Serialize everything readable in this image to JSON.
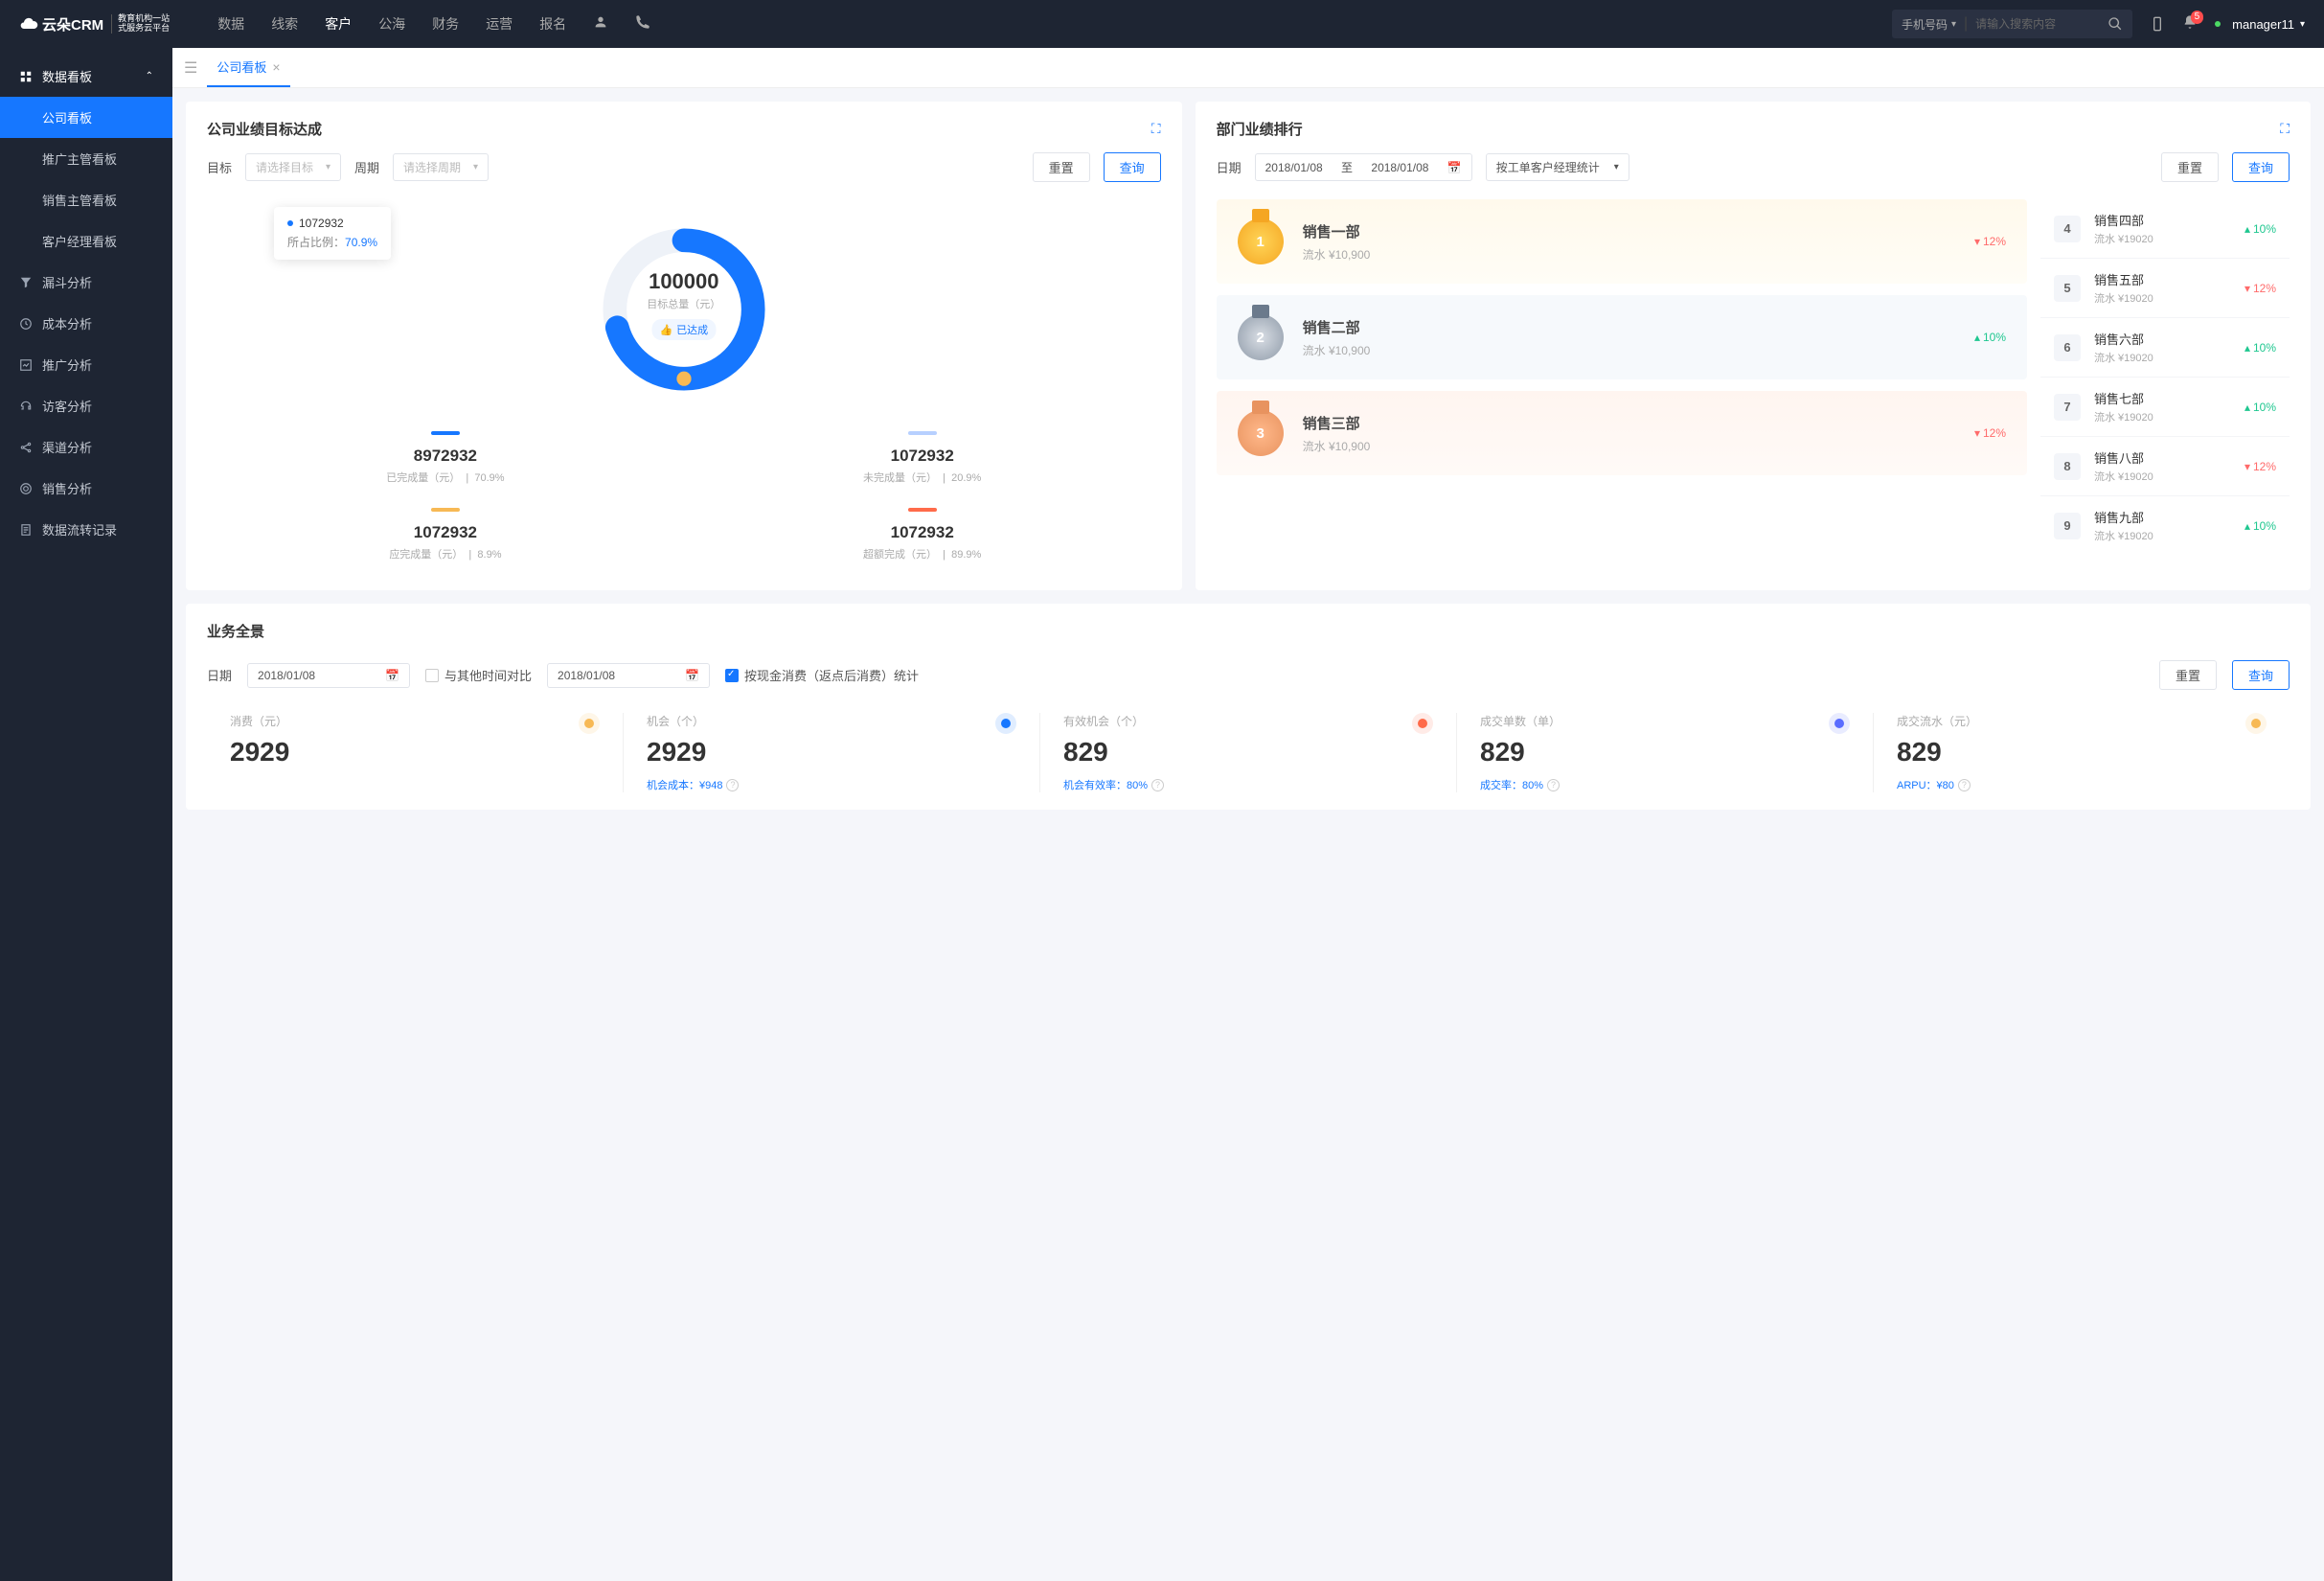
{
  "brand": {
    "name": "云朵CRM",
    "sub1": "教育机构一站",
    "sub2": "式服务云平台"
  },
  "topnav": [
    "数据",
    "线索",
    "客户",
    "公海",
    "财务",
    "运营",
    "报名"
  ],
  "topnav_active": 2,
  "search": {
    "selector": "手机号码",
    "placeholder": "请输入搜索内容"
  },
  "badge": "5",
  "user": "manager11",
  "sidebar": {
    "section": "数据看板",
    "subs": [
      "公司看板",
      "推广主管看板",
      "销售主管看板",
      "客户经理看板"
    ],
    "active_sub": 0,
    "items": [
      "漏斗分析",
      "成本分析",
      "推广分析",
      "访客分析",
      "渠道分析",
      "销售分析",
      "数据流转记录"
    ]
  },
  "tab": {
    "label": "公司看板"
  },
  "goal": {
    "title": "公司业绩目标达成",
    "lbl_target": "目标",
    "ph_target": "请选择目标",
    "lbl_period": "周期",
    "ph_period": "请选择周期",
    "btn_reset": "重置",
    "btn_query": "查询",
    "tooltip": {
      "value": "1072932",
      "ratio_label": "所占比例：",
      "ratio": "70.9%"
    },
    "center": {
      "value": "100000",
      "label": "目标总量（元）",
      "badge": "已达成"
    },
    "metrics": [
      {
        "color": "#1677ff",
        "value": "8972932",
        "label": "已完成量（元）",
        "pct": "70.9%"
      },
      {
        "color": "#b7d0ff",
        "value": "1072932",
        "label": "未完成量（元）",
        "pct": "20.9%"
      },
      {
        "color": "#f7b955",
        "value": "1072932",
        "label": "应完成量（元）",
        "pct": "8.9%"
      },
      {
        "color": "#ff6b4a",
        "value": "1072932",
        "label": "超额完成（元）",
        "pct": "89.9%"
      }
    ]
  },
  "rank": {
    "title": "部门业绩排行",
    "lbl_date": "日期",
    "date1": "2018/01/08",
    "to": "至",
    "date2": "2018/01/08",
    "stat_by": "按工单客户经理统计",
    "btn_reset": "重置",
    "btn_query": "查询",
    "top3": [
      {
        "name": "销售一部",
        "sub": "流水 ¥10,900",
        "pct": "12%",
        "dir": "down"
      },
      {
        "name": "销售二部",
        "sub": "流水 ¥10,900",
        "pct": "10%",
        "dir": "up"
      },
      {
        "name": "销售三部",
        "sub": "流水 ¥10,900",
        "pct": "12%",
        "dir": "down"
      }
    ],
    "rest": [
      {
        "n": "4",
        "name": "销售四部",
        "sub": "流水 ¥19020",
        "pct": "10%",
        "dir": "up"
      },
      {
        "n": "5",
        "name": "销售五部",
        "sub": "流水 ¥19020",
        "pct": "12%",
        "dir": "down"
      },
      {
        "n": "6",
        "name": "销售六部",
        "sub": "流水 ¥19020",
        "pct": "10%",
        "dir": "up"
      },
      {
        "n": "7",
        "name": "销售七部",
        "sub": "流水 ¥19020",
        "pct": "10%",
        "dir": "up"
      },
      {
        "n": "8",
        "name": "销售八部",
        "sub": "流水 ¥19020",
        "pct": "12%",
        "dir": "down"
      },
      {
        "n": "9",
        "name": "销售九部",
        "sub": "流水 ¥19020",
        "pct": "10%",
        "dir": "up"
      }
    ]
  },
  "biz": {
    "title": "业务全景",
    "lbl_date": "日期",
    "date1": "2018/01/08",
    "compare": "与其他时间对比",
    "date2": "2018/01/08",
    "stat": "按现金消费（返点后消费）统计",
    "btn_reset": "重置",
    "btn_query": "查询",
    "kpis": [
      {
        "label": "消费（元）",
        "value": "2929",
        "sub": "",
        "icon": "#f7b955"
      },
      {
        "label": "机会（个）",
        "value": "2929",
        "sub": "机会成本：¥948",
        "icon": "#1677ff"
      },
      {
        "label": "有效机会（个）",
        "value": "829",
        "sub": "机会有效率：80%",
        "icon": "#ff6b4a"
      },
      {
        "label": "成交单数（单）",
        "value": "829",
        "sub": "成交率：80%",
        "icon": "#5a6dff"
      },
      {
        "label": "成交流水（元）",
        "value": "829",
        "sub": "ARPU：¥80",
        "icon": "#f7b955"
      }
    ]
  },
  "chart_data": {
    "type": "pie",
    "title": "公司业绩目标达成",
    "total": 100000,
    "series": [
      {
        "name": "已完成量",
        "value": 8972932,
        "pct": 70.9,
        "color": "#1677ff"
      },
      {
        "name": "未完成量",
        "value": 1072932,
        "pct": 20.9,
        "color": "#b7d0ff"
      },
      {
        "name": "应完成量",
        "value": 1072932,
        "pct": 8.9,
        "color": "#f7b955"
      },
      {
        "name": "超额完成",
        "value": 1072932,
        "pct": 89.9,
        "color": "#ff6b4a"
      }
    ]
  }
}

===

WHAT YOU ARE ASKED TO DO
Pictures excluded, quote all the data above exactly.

SOLUTION TO THIS EXERCISE
Serialize everything readable in this image to JSON.
{
  "brand": {
    "name": "云朵CRM",
    "sub1": "教育机构一站",
    "sub2": "式服务云平台"
  },
  "topnav": [
    "数据",
    "线索",
    "客户",
    "公海",
    "财务",
    "运营",
    "报名"
  ],
  "topnav_active": 2,
  "search": {
    "selector": "手机号码",
    "placeholder": "请输入搜索内容"
  },
  "badge": "5",
  "user": "manager11",
  "sidebar": {
    "section": "数据看板",
    "subs": [
      "公司看板",
      "推广主管看板",
      "销售主管看板",
      "客户经理看板"
    ],
    "active_sub": 0,
    "items": [
      "漏斗分析",
      "成本分析",
      "推广分析",
      "访客分析",
      "渠道分析",
      "销售分析",
      "数据流转记录"
    ]
  },
  "tab": {
    "label": "公司看板"
  },
  "goal": {
    "title": "公司业绩目标达成",
    "lbl_target": "目标",
    "ph_target": "请选择目标",
    "lbl_period": "周期",
    "ph_period": "请选择周期",
    "btn_reset": "重置",
    "btn_query": "查询",
    "tooltip": {
      "value": "1072932",
      "ratio_label": "所占比例：",
      "ratio": "70.9%"
    },
    "center": {
      "value": "100000",
      "label": "目标总量（元）",
      "badge": "已达成"
    },
    "metrics": [
      {
        "color": "#1677ff",
        "value": "8972932",
        "label": "已完成量（元）",
        "pct": "70.9%"
      },
      {
        "color": "#b7d0ff",
        "value": "1072932",
        "label": "未完成量（元）",
        "pct": "20.9%"
      },
      {
        "color": "#f7b955",
        "value": "1072932",
        "label": "应完成量（元）",
        "pct": "8.9%"
      },
      {
        "color": "#ff6b4a",
        "value": "1072932",
        "label": "超额完成（元）",
        "pct": "89.9%"
      }
    ]
  },
  "rank": {
    "title": "部门业绩排行",
    "lbl_date": "日期",
    "date1": "2018/01/08",
    "to": "至",
    "date2": "2018/01/08",
    "stat_by": "按工单客户经理统计",
    "btn_reset": "重置",
    "btn_query": "查询",
    "top3": [
      {
        "name": "销售一部",
        "sub": "流水 ¥10,900",
        "pct": "12%",
        "dir": "down"
      },
      {
        "name": "销售二部",
        "sub": "流水 ¥10,900",
        "pct": "10%",
        "dir": "up"
      },
      {
        "name": "销售三部",
        "sub": "流水 ¥10,900",
        "pct": "12%",
        "dir": "down"
      }
    ],
    "rest": [
      {
        "n": "4",
        "name": "销售四部",
        "sub": "流水 ¥19020",
        "pct": "10%",
        "dir": "up"
      },
      {
        "n": "5",
        "name": "销售五部",
        "sub": "流水 ¥19020",
        "pct": "12%",
        "dir": "down"
      },
      {
        "n": "6",
        "name": "销售六部",
        "sub": "流水 ¥19020",
        "pct": "10%",
        "dir": "up"
      },
      {
        "n": "7",
        "name": "销售七部",
        "sub": "流水 ¥19020",
        "pct": "10%",
        "dir": "up"
      },
      {
        "n": "8",
        "name": "销售八部",
        "sub": "流水 ¥19020",
        "pct": "12%",
        "dir": "down"
      },
      {
        "n": "9",
        "name": "销售九部",
        "sub": "流水 ¥19020",
        "pct": "10%",
        "dir": "up"
      }
    ]
  },
  "biz": {
    "title": "业务全景",
    "lbl_date": "日期",
    "date1": "2018/01/08",
    "compare": "与其他时间对比",
    "date2": "2018/01/08",
    "stat": "按现金消费（返点后消费）统计",
    "btn_reset": "重置",
    "btn_query": "查询",
    "kpis": [
      {
        "label": "消费（元）",
        "value": "2929",
        "sub": "",
        "icon": "#f7b955"
      },
      {
        "label": "机会（个）",
        "value": "2929",
        "sub": "机会成本：¥948",
        "icon": "#1677ff"
      },
      {
        "label": "有效机会（个）",
        "value": "829",
        "sub": "机会有效率：80%",
        "icon": "#ff6b4a"
      },
      {
        "label": "成交单数（单）",
        "value": "829",
        "sub": "成交率：80%",
        "icon": "#5a6dff"
      },
      {
        "label": "成交流水（元）",
        "value": "829",
        "sub": "ARPU：¥80",
        "icon": "#f7b955"
      }
    ]
  },
  "chart_data": {
    "type": "pie",
    "title": "公司业绩目标达成",
    "total": 100000,
    "series": [
      {
        "name": "已完成量",
        "value": 8972932,
        "pct": 70.9,
        "color": "#1677ff"
      },
      {
        "name": "未完成量",
        "value": 1072932,
        "pct": 20.9,
        "color": "#b7d0ff"
      },
      {
        "name": "应完成量",
        "value": 1072932,
        "pct": 8.9,
        "color": "#f7b955"
      },
      {
        "name": "超额完成",
        "value": 1072932,
        "pct": 89.9,
        "color": "#ff6b4a"
      }
    ]
  }
}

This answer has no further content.